Influence Maximization


Identification of influential nodes in a network has important practical uses. A good example is “viral marketing”, a strategy that uses existing social networks to spread and promote a product. A well-engineered viral marking compaign will identify the most influential customers, convince them to adopt and endorse the product, and then spread the product in the social network like a virus.

The key question is how to find the most influential set of nodes? To answer this question, we will first look at two classical cascade models:

Then, we will develop a method to find the most influential node set in the Independent Cascade Model.

Linear Threshold Model

In the Linear Threshold Model, we have the following setup:

The following figure demonstrates the process:

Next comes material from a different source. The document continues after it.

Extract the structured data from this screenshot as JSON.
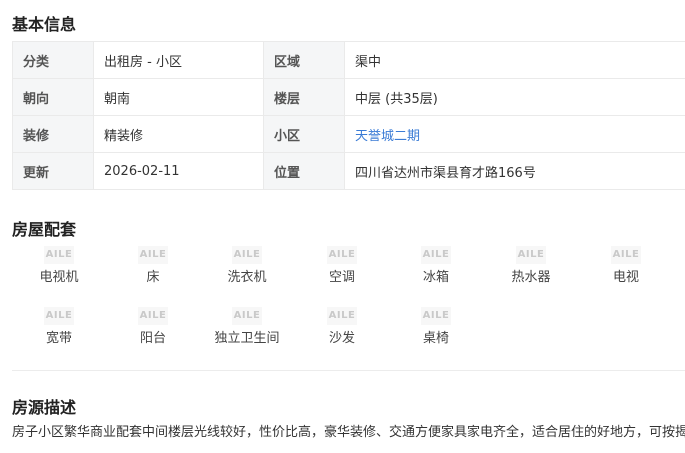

(A) node V is activated and influences W and U by 0.5 and 0.2, respectively; (B) W becomes activated and influences X and U by 0.5 and 0.3, respectively; (C) U becomes activated and influences X and Y by 0.1 and 0.2, respectively; (D) X becomes activated and influences Y by 0.2; no more nodes can be activated; process stops.

Independent Cascade Model

In this model, we model the influences (activation) of nodes based on probabilities in a directed graph:


Influential Maximization (of the Independent Cascade Model)



Red-colored nodes a and b are active. The two green areas enclose the nodes activated by a and b respectively, i.e. and .


Problem Setup

The influential maximization problem is then an optimization problem:

This problem is NP-hard [Kempe et al. 2003]. However, there is a greedy approximation algorithm–Hill Climbing that gives a solution with the following approximation guarantee:

where is the globally optimal solution.

Hill Climbing

Algorithm: at each step , activate and pick the node that has the largest marginal gain :

Claim: Hill Climbing produces a solution that has the approximation guarantee .

Proof of the Approximation Guarantee of Hill Climbing

Definition of Monotone: if and for all , then is monotone.

Definition of Submodular: if for any node and any , then is submodular.

Theorem [Nemhauser et al. 1978]:also see this handout if is monotone and submodular, then the obtained by greedily adding elements that maximize marginal gains satisfies

Given this theorem, we need to prove that the largest expected cascade size function is monotone and submodular.

It is clear that the function is monotone based on the definition of If no nodes are active, then the influence is 0. That is . Because activating more nodes will never hurt the influence, if ., and we only need to prove is submodular.

Fact 1 of Submodular Functions: is submodular, where is a set. Intuitively, the more sets you already have, the less new “area”, a newly added set will provide.

Fact 2 of Submodular Functions: if are submodular and , then is also submodular. That is a non-negative linear combination of submodular functions is a submodular function.

Proof that is Submodular: we run many simulations on graph G (see sidenote 1). For the simulated world , the node has an activation set , then is the size of the cascades of for world . Based on Fact 1, is submodular. The expected influence set size is also submodular, due to Fact 2. QED.

Evaluation of and Approximation Guarantee of Hill Climbing In Practice: how to evaluate is still an open question. The estimation achieved by simulating a number of possible worlds is a good enough evaluation [Kempe et al. 2003]:

Speed-up Hill Climbing by Sketch-Based Algorithms

Time complexity of Hill Climbing

To find the node that (see the algorithm above):

We will do this (number of nodes to be selected) times. Therefore, the time complexity of Hill Climbing is , which is slow. We can use sketches [Cohen et al. 2014] to speed up the evaluation of by reducing the evaluation time from to Besides sketches, there are other proposed approaches for efficiently evaluating the influence function: approximation by hypergraphs [Borgs et al. 2012], approximating Riemann sum [Lucier et al. 2015], sparsification of influence networks [Mathioudakis et al. 2011], and heuristics, such as degree discount [Chen et al. 2009]..

Single Reachability Sketches

Intuition: if can reach a large number of nodes, then its rank is likely to be small. Hence, the rank of node can be used to estimate the influence of node in .

However, influence estimation based on Single Reachability Sketches (i.e. single simulation of ) is inaccurate. To make a more accurate estimate, we need to build sketches based on many simulationsThis is similar to take an average of in sidenote 1, but in this case, it is achieved by using Combined Reachability Sketches., which leads to the Combined Reachability Sketches.

Combined Reachability Sketches

In Combined Reachability Sketches, we simulate several possible worlds and keep the smallest values among the nodes that can reach in all the possible worlds.

Note: using Combined Reachability Sketches does not provide an approximation guarantee on the true expected influence but an approximation guarantee with respect to the possible worlds considered.